▸ **HOW TO COMPLETE THIS TASK**
Across the entries below, tally every line that holds the word "integration". Give only the tally.

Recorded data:

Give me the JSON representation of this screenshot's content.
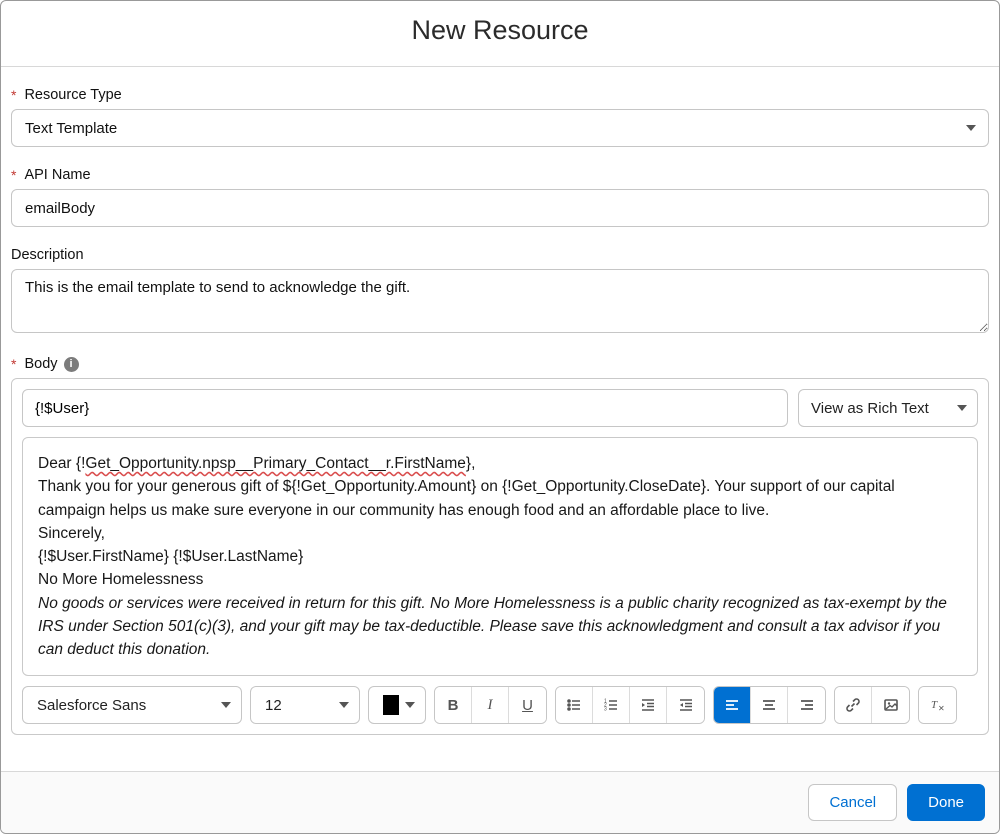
{
  "modal": {
    "title": "New Resource"
  },
  "fields": {
    "resourceType": {
      "label": "Resource Type",
      "value": "Text Template"
    },
    "apiName": {
      "label": "API Name",
      "value": "emailBody"
    },
    "description": {
      "label": "Description",
      "value": "This is the email template to send to acknowledge the gift."
    },
    "body": {
      "label": "Body"
    }
  },
  "bodyEditor": {
    "resourcePicker": "{!$User}",
    "viewAs": "View as Rich Text",
    "line1_prefix": "Dear {!",
    "line1_merge": "Get_Opportunity.npsp__Primary_Contact__r.FirstName",
    "line1_suffix": "},",
    "line2": "Thank you for your generous gift of ${!Get_Opportunity.Amount} on {!Get_Opportunity.CloseDate}. Your support of our capital campaign helps us make sure everyone in our community has enough food and an affordable place to live.",
    "line3": "Sincerely,",
    "line4": "{!$User.FirstName} {!$User.LastName}",
    "line5": "No More Homelessness",
    "disclaimer": "No goods or services were received in return for this gift. No More Homelessness is a public charity recognized as tax-exempt by the IRS under Section 501(c)(3), and your gift may be tax-deductible. Please save this acknowledgment and consult a tax advisor if you can deduct this donation."
  },
  "toolbar": {
    "font": "Salesforce Sans",
    "size": "12",
    "bold": "B",
    "italic": "I",
    "underline": "U"
  },
  "footer": {
    "cancel": "Cancel",
    "done": "Done"
  }
}
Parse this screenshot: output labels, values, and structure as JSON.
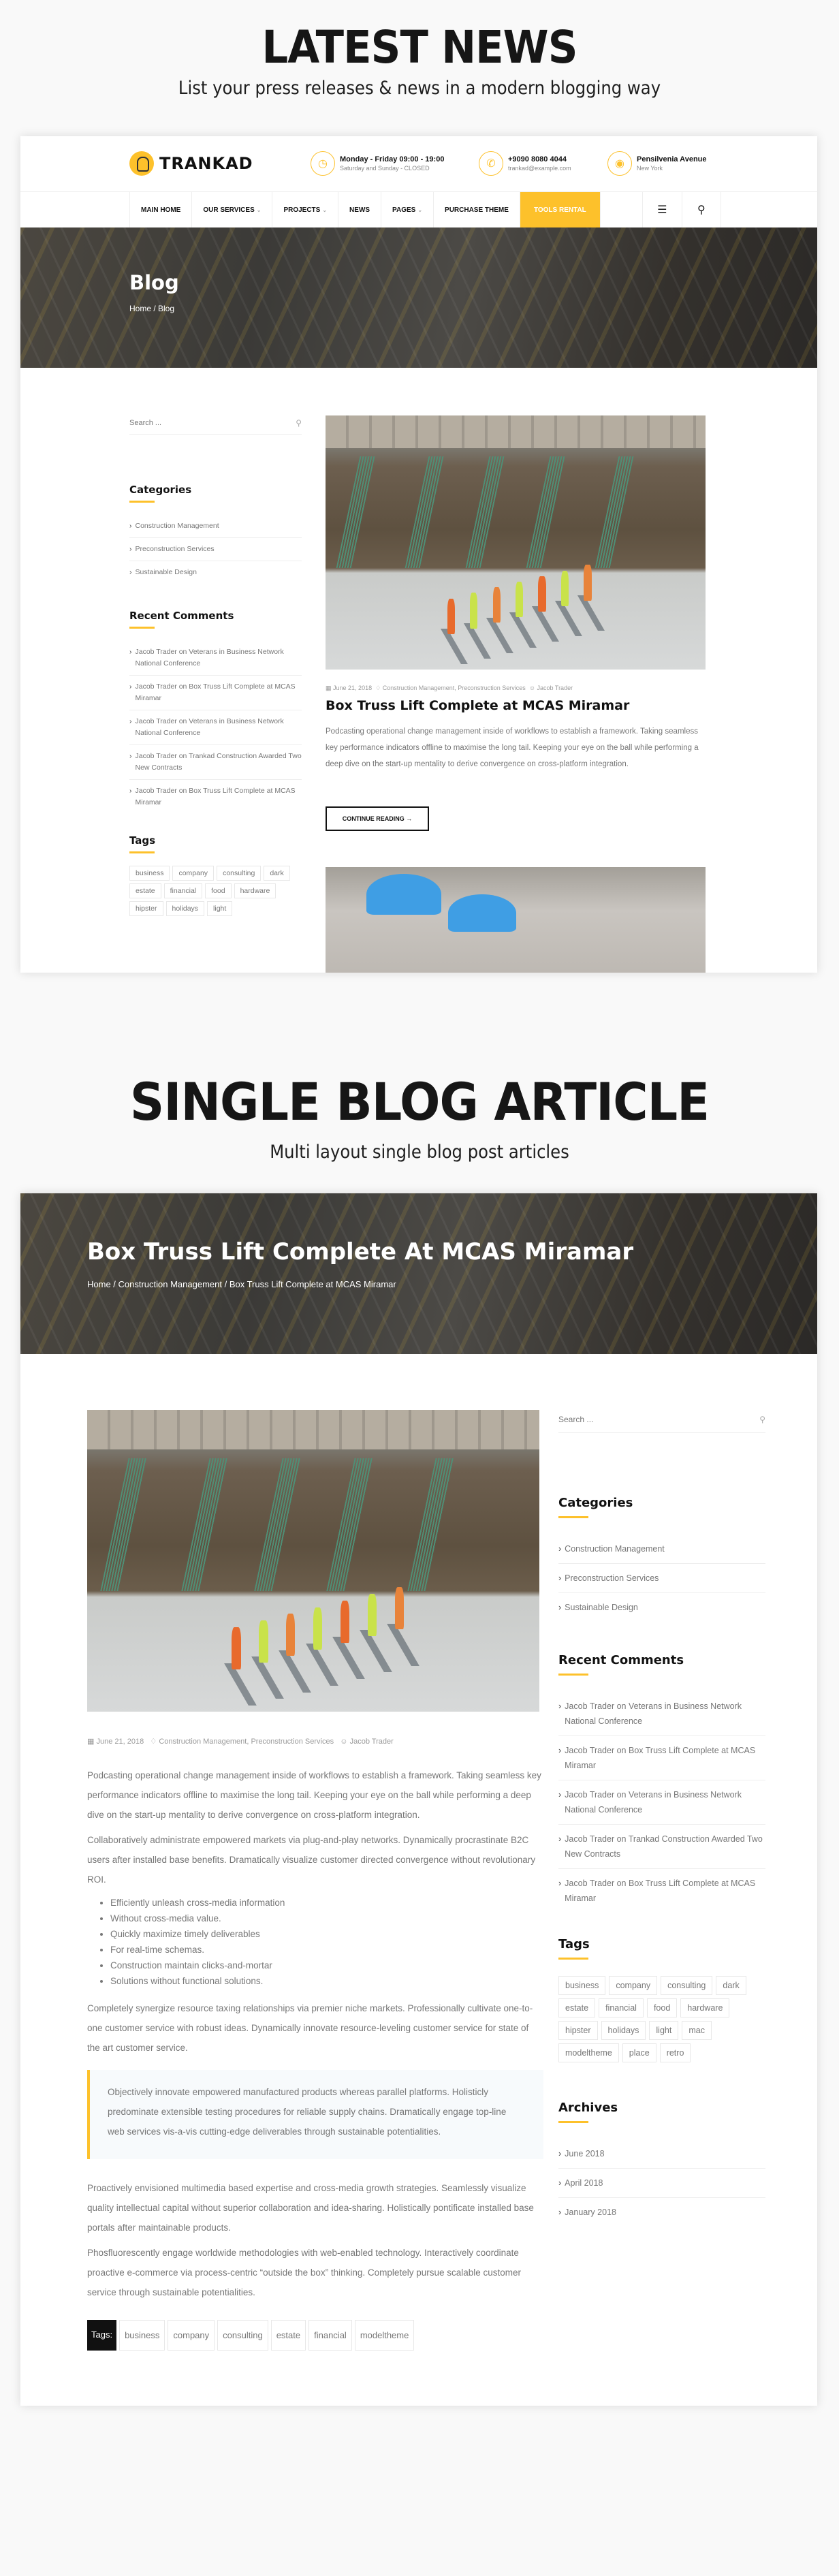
{
  "section1": {
    "title": "LATEST NEWS",
    "subtitle": "List your press releases & news in a modern blogging way"
  },
  "section2": {
    "title": "SINGLE BLOG ARTICLE",
    "subtitle": "Multi layout single blog post articles"
  },
  "brand": {
    "name": "TRANKAD",
    "accent_color": "#fdc12b"
  },
  "header": {
    "hours": {
      "icon": "clock-icon",
      "main": "Monday - Friday 09:00 - 19:00",
      "sub": "Saturday and Sunday - CLOSED"
    },
    "phone": {
      "icon": "phone-icon",
      "main": "+9090 8080 4044",
      "sub": "trankad@example.com"
    },
    "address": {
      "icon": "map-pin-icon",
      "main": "Pensilvenia Avenue",
      "sub": "New York"
    }
  },
  "nav": {
    "items": [
      {
        "label": "MAIN HOME",
        "dropdown": false
      },
      {
        "label": "OUR SERVICES",
        "dropdown": true
      },
      {
        "label": "PROJECTS",
        "dropdown": true
      },
      {
        "label": "NEWS",
        "dropdown": false
      },
      {
        "label": "PAGES",
        "dropdown": true
      },
      {
        "label": "PURCHASE THEME",
        "dropdown": false
      },
      {
        "label": "TOOLS RENTAL",
        "dropdown": false,
        "active": true
      }
    ],
    "menu_icon": "hamburger-icon",
    "search_icon": "search-icon"
  },
  "blog_page": {
    "hero_title": "Blog",
    "breadcrumb": "Home / Blog",
    "post": {
      "date": "June 21, 2018",
      "categories": "Construction Management, Preconstruction Services",
      "author": "Jacob Trader",
      "title": "Box Truss Lift Complete at MCAS Miramar",
      "excerpt": "Podcasting operational change management inside of workflows to establish a framework. Taking seamless key performance indicators offline to maximise the long tail. Keeping your eye on the ball while performing a deep dive on the start-up mentality to derive convergence on cross-platform integration.",
      "button": "CONTINUE READING →"
    }
  },
  "sidebar": {
    "search_placeholder": "Search ...",
    "categories_title": "Categories",
    "categories": [
      "Construction Management",
      "Preconstruction Services",
      "Sustainable Design"
    ],
    "comments_title": "Recent Comments",
    "comments": [
      "Jacob Trader on Veterans in Business Network National Conference",
      "Jacob Trader on Box Truss Lift Complete at MCAS Miramar",
      "Jacob Trader on Veterans in Business Network National Conference",
      "Jacob Trader on Trankad Construction Awarded Two New Contracts",
      "Jacob Trader on Box Truss Lift Complete at MCAS Miramar"
    ],
    "tags_title": "Tags",
    "tags": [
      "business",
      "company",
      "consulting",
      "dark",
      "estate",
      "financial",
      "food",
      "hardware",
      "hipster",
      "holidays",
      "light",
      "mac",
      "modeltheme",
      "place",
      "retro"
    ],
    "archives_title": "Archives",
    "archives": [
      "June 2018",
      "April 2018",
      "January 2018"
    ]
  },
  "article_page": {
    "hero_title": "Box Truss Lift Complete At MCAS Miramar",
    "breadcrumb": "Home / Construction Management / Box Truss Lift Complete at MCAS Miramar",
    "date": "June 21, 2018",
    "categories": "Construction Management, Preconstruction Services",
    "author": "Jacob Trader",
    "paragraphs": [
      "Podcasting operational change management inside of workflows to establish a framework. Taking seamless key performance indicators offline to maximise the long tail. Keeping your eye on the ball while performing a deep dive on the start-up mentality to derive convergence on cross-platform integration.",
      "Collaboratively administrate empowered markets via plug-and-play networks. Dynamically procrastinate B2C users after installed base benefits. Dramatically visualize customer directed convergence without revolutionary ROI."
    ],
    "bullets": [
      "Efficiently unleash cross-media information",
      "Without cross-media value.",
      "Quickly maximize timely deliverables",
      "For real-time schemas.",
      "Construction maintain clicks-and-mortar",
      "Solutions without functional solutions."
    ],
    "paragraph3": "Completely synergize resource taxing relationships via premier niche markets. Professionally cultivate one-to-one customer service with robust ideas. Dynamically innovate resource-leveling customer service for state of the art customer service.",
    "quote": "Objectively innovate empowered manufactured products whereas parallel platforms. Holisticly predominate extensible testing procedures for reliable supply chains. Dramatically engage top-line web services vis-a-vis cutting-edge deliverables through sustainable potentialities.",
    "paragraph4": "Proactively envisioned multimedia based expertise and cross-media growth strategies. Seamlessly visualize quality intellectual capital without superior collaboration and idea-sharing. Holistically pontificate installed base portals after maintainable products.",
    "paragraph5": "Phosfluorescently engage worldwide methodologies with web-enabled technology. Interactively coordinate proactive e-commerce via process-centric “outside the box” thinking. Completely pursue scalable customer service through sustainable potentialities.",
    "tags_label": "Tags:",
    "tags": [
      "business",
      "company",
      "consulting",
      "estate",
      "financial",
      "modeltheme"
    ]
  }
}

▸ **YOUR RESPONSE**
2